The Second Party System rested on slavery staying at the margins of politics. As long as it did, both the Democrats and the Whigs could enjoy support in both sections and avoid the natural contradictions between a free and democratic government that permitted slavery. While the early 1850s did not see slavery completely eclipse all other issues, both parties drifted in similar directions. To draw on an example that will return later, argument in the early part of the decade did not involve whether to have internal improvements, but rather where to locate the largest internal improvement project the nation had ever contemplated: a transcontinental railroad. Differences remained, but many of them did not run so hot as they had in past decades. The Mexican War and ensuing fallout pushed slavery into the limelight in a more sustained way than ever before and the backlash did not push it all the way back into the political wilderness.
That presented a serious problem for the Whigs, who did not have quite the same party loyalty machinery that the Democrats had with which to manage internal divisions.
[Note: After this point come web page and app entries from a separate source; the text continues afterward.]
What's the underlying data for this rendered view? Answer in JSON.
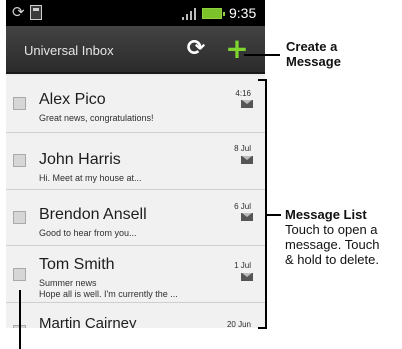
{
  "status_bar": {
    "time": "9:35",
    "left_icons": [
      "sync-icon",
      "sd-card-icon"
    ],
    "right_icons": [
      "signal-icon",
      "battery-icon"
    ]
  },
  "app_bar": {
    "title": "Universal Inbox",
    "refresh_icon": "refresh-icon",
    "compose_icon": "plus-icon",
    "compose_color": "#7fd430"
  },
  "messages": [
    {
      "name": "Alex Pico",
      "snippet": "Great news, congratulations!",
      "snippet2": "",
      "date": "4:16"
    },
    {
      "name": "John Harris",
      "snippet": "Hi. Meet at my house at...",
      "snippet2": "",
      "date": "8 Jul"
    },
    {
      "name": "Brendon Ansell",
      "snippet": "Good to hear from you...",
      "snippet2": "",
      "date": "6 Jul"
    },
    {
      "name": "Tom Smith",
      "snippet": "Summer news",
      "snippet2": "Hope all is well. I'm currently the ...",
      "date": "1 Jul"
    },
    {
      "name": "Martin Cairney",
      "snippet": "",
      "snippet2": "",
      "date": "20 Jun"
    }
  ],
  "callouts": {
    "create_title_line1": "Create a",
    "create_title_line2": "Message",
    "list_title": "Message List",
    "list_desc_line1": "Touch to open a",
    "list_desc_line2": "message. Touch",
    "list_desc_line3": "& hold to delete."
  }
}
The passing of the Armistice showed that Whigs could not even muster a coalition to support their own solutions to national issues. The prominent role of Stephen Douglas’s Democrats in making the Clay Measures into law sent a signal South that they could best trust the security of slavery to the Democracy. Up North, antislavery Whigs could have read that same signal with delight, but for the role their party had in prosecuting the most noxious part of the Armistice, the Fugitive Slave Law.
Who would the Whigs run for president, then? The Southern wing of the party wanted a second Fillmore administration thanks to his support of that most radical act of Congress in the nation’s history to date. The Northern Whigs hated Fillmore for the same reason. Fillmore’s home state of New York held many of his most dedicated foes, led by none other than William Seward.
Seward adopted the winning formula of the two previous Whig victories: find a winning general and nominate him. It worked for William Henry Harrison. It worked for Zachary Taylor. In both cases, the Whig nominee won and then died in office, which left Whig much less to Northern Whig liking in the White House. But 100% of Whig administrations still amounted to only two elections and thus hardly anything to draw a conclusion from. A general at least offered the potential to run a war hero who could distract from policy questions that divided the party and they couldn’t all die in office.
The general on hand for Seward’s faction again led armies to victory in a war that most Whigs hated. In the place of Zachary Taylor, victor of Buena Vista, they put Winfield Scott, who marched through the Halls of Montezuma. Like Taylor, Scott hailed from the South. But unlike Taylor, Scott did not own slaves. The Southern Whigs had seen Seward play this game before, picking a soldier that, they imagined, he groomed and wooed away from his natural Southern inclinations toward Yankee antislavery agitation.
The Whigs did not have an easy time of it when they convened in Baltimore. Southerners forced through a platform that endorsed the Armistice and its finality, forever closing the book on slavery and rubbing salt into the wounds inflicted by the Fugitive Slave Law. No Southern Whig voted against the platform. On the nomination itself, New England broke away to support Daniel Webster, but later came around to Scott. After fifty-three ballots, Scott finally received the nomination. His support came 95% from the North. Fillmore’s came 85% from the South.
For Whigs like Alexander Stephens, the Scott nomination did not go down easy. They had just told the nation that Union rested on the Armistice, especially the Fugitive Slave Law. Now their own party rejected the man who did the most to ensure it? Stephens, Toombs, and seven other Southern congressmen refused to support Scott. They led a wave of defections. The Whigs did not immediately turn Democrat, but they stayed home on election day in droves. The Deep South delivered less than 37% of its popular vote to the Whigs, down from 50% just four years earlier. They did better, but still lost, in the Upper South and Border States. Of the entire South, Scott carried only Kentucky and Tennessee.
Outside the presidential race, the Whigs won no governorship in any of the future Confederate states. They retained control of the legislature only in Tennessee. Of the sixty-five congressional races they contested, they won only fourteen. The entire Southern Whig contingent in the House shrank in short order to twenty-two.
Surveying the wreckage in Deep South Georgia, Stephens pronounced Whiggery dead.